- June 2013, UCL Strategic Development Fellowship Award
- May 2013, PhD Studentships
- May 2013, MRC award the four UK Health Informatics Research Centres (HiRC-UK) £20m Infrastructure grant
- 1-2 May 2013, National Launch of the Network, Royal College of Physicians, London
- May 2013: ‘Cloud’ to help UCL researchers with blue-sky thinking
- December 2012: First CHAPTER retreat
- August 2012: New Centre announced
- February 2013: Series on prognosis research published in two medical journals will help improve outcomes for patients
- May 2013: UCLPartners get the green light to improve the health care of over six million people
- May 2013: Calls for an Administrative Data Research Network (ADRN)
- March 2013: Announcement: Expressions of interest for Medical Bioinformatics – building capability, capacity and infrastructure
- June 2013: Research: Failure to use linked health records may lead to biased disease estimates ...
- New PhD studentship opportunities
- New linkage research shows fall in child mortality
- New research shows value of linkage
- Over £7m for government data project
- Farr Director interviewed by Nature magazine
June 2013: Research: Failure to use linked health records may lead to biased disease estimates ...
4 June 2013

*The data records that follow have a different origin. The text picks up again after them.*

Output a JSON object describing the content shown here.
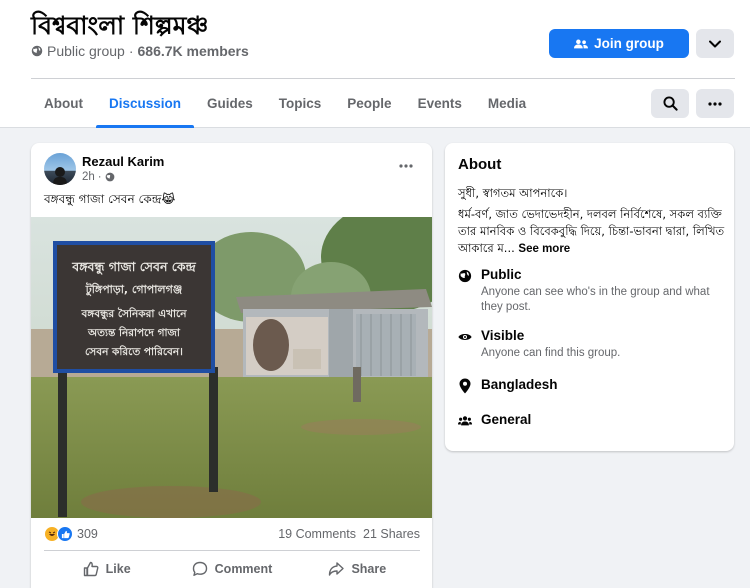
{
  "group": {
    "title": "বিশ্ববাংলা শিল্পমঞ্চ",
    "privacy": "Public group",
    "separator": "·",
    "members": "686.7K members",
    "join_label": "Join group"
  },
  "tabs": [
    "About",
    "Discussion",
    "Guides",
    "Topics",
    "People",
    "Events",
    "Media"
  ],
  "active_tab": "Discussion",
  "post": {
    "author": "Rezaul Karim",
    "time": "2h",
    "text": "বঙ্গবন্ধু গাজা সেবন কেন্দ্র😹",
    "photo_sign": {
      "line1": "বঙ্গবন্ধু গাজা সেবন কেন্দ্র",
      "line2": "টুঙ্গিপাড়া, গোপালগঞ্জ",
      "line3": "বঙ্গবন্ধুর সৈনিকরা এখানে",
      "line4": "অত্যন্ত নিরাপদে গাজা",
      "line5": "সেবন করিতে পারিবেন।"
    },
    "reaction_count": "309",
    "comments": "19 Comments",
    "shares": "21 Shares",
    "like_label": "Like",
    "comment_label": "Comment",
    "share_label": "Share"
  },
  "about": {
    "title": "About",
    "greeting": "সুধী, স্বাগতম আপনাকে।",
    "description": "ধর্ম-বর্ণ, জাত ভেদাভেদহীন, দলবল নির্বিশেষে, সকল ব্যক্তি তার মানবিক ও বিবেকবুদ্ধি দিয়ে, চিন্তা-ভাবনা দ্বারা, লিখিত আকারে ম...",
    "see_more": "See more",
    "public_title": "Public",
    "public_desc": "Anyone can see who's in the group and what they post.",
    "visible_title": "Visible",
    "visible_desc": "Anyone can find this group.",
    "location": "Bangladesh",
    "category": "General"
  },
  "colors": {
    "accent": "#1877f2",
    "background": "#f0f2f5",
    "secondary_text": "#65676b"
  },
  "icons": [
    "globe-icon",
    "join-people-icon",
    "chevron-down-icon",
    "search-icon",
    "more-icon",
    "like-icon",
    "comment-icon",
    "share-icon",
    "eye-icon",
    "location-icon",
    "group-icon"
  ]
}
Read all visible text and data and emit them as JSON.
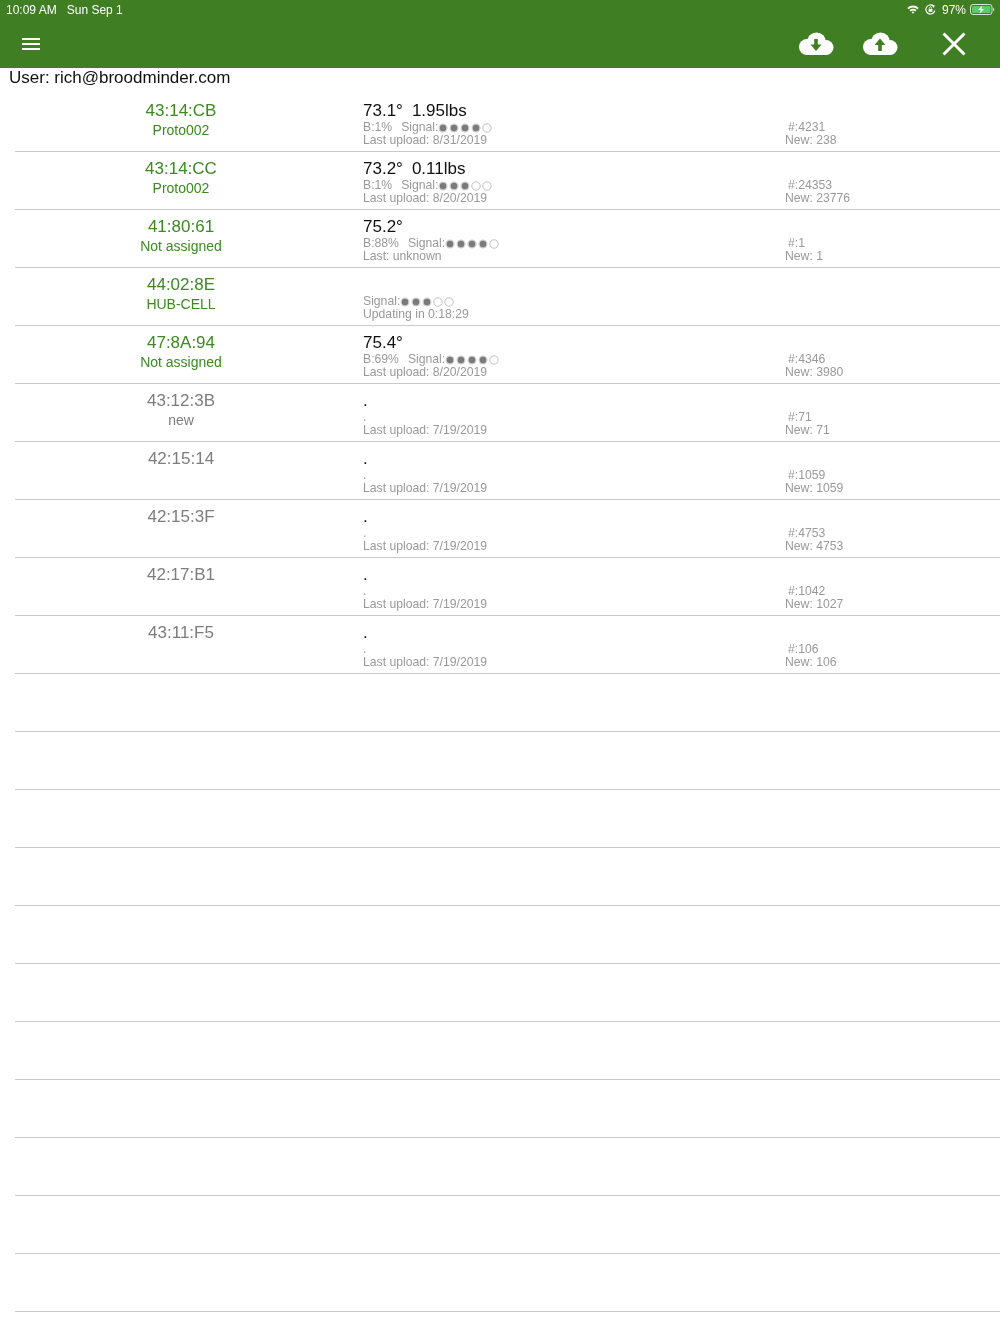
{
  "status_bar": {
    "time": "10:09 AM",
    "date": "Sun Sep 1",
    "battery_percent": "97%",
    "charging": true
  },
  "user": "User: rich@broodminder.com",
  "devices": [
    {
      "address": "43:14:CB",
      "name": "Proto002",
      "active": true,
      "readings": [
        "73.1°",
        "1.95lbs"
      ],
      "battery": "B:1%",
      "signal_label": "Signal:",
      "stars": 4,
      "last": "Last upload: 8/31/2019",
      "count": "#:4231",
      "new": "New: 238"
    },
    {
      "address": "43:14:CC",
      "name": "Proto002",
      "active": true,
      "readings": [
        "73.2°",
        "0.11lbs"
      ],
      "battery": "B:1%",
      "signal_label": "Signal:",
      "stars": 3,
      "last": "Last upload: 8/20/2019",
      "count": "#:24353",
      "new": "New: 23776"
    },
    {
      "address": "41:80:61",
      "name": "Not assigned",
      "active": true,
      "readings": [
        "75.2°"
      ],
      "battery": "B:88%",
      "signal_label": "Signal:",
      "stars": 4,
      "last": "Last: unknown",
      "count": "#:1",
      "new": "New: 1"
    },
    {
      "address": "44:02:8E",
      "name": "HUB-CELL",
      "active": true,
      "signal_label": "Signal:",
      "stars": 3,
      "last": "Updating in 0:18:29"
    },
    {
      "address": "47:8A:94",
      "name": "Not assigned",
      "active": true,
      "readings": [
        "75.4°"
      ],
      "battery": "B:69%",
      "signal_label": "Signal:",
      "stars": 4,
      "last": "Last upload: 8/20/2019",
      "count": "#:4346",
      "new": "New: 3980"
    },
    {
      "address": "43:12:3B",
      "name": "new",
      "active": false,
      "readings": [
        "."
      ],
      "detail": ".",
      "last": "Last upload: 7/19/2019",
      "count": "#:71",
      "new": "New: 71"
    },
    {
      "address": "42:15:14",
      "active": false,
      "readings": [
        "."
      ],
      "detail": ".",
      "last": "Last upload: 7/19/2019",
      "count": "#:1059",
      "new": "New: 1059"
    },
    {
      "address": "42:15:3F",
      "active": false,
      "readings": [
        "."
      ],
      "detail": ".",
      "last": "Last upload: 7/19/2019",
      "count": "#:4753",
      "new": "New: 4753"
    },
    {
      "address": "42:17:B1",
      "active": false,
      "readings": [
        "."
      ],
      "detail": ".",
      "last": "Last upload: 7/19/2019",
      "count": "#:1042",
      "new": "New: 1027"
    },
    {
      "address": "43:11:F5",
      "active": false,
      "readings": [
        "."
      ],
      "detail": ".",
      "last": "Last upload: 7/19/2019",
      "count": "#:106",
      "new": "New: 106"
    }
  ]
}
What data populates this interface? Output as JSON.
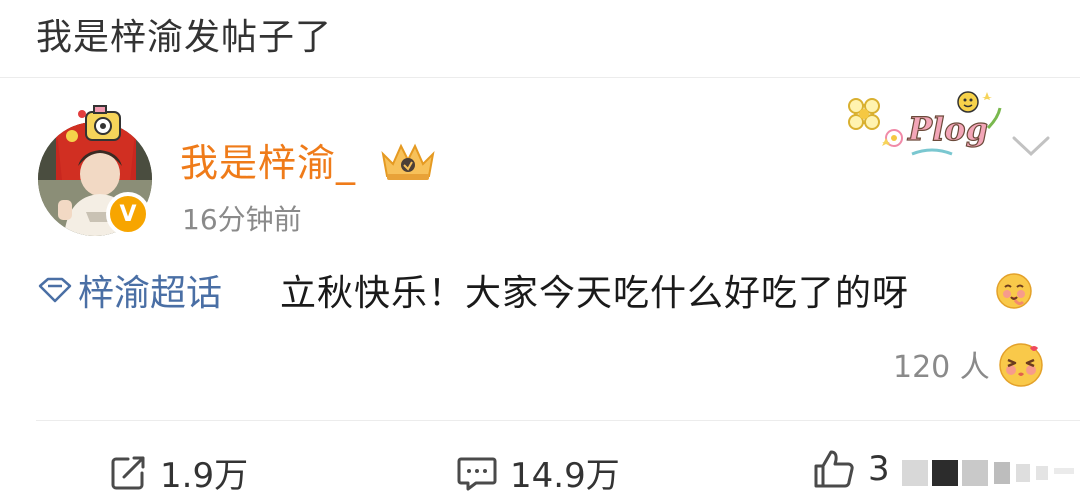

In a paper recently published on bmj.com CHAPTER researchers show that
up to 50% of all heart attack cases are missed using just one data source.
These findings may be relevant to other common conditions, such as stroke, and support the wider use of linked multiple record sources by clinicians, policy makers and researchers, they add.
Electronic health records are increasingly used to measure health outcomes, and for research, but records from one part of the health service (e.g. primary care) may not capture health events occurring in other parts of the health system (e.g. hospital care). Researchers compared electronic health records for one major disease event – heart attack (myocardial infarction) – across four national health record sources in England: primary care, hospital care, disease registry and death records.
Previous studies have typically compared only one or two electronic sources.
They identified 21,482 patients with a record of acute myocardial infarction in one or more of the four data sources. Risk factor profiles and one year all cause mortality rates were comparable across records from different sources.
However, they found that each data source missed a substantial proportion of cases. For example, only one third of non-fatal myocardial infarctions were recorded in all three data sources (primary care, hospital care and disease registry), while two thirds were recorded in two sources.
Primary care records were the single most complete source of non-fatal myocardial infarction records (not recording one quarter), hospital records missed one third and the disease registry nearly half.
In other words, acute myocardial infarction was underestimated by 25–50% using one source compared to using all three.
“With the current emphasis on measuring clinical outcomes in health systems and recent plans to use linked data to drive improvements in the care of patients with cardiovascular disease, our study has important implications for practice and policy,” say the authors.
And they say future research should focus on areas such as improving how data are coded, understanding how linkages with primary care, admission to hospital and mortality data compare, and evaluating the quality of the data available in these linked data.
Full article: http://www.bmj.com/content/346/bmj.f2350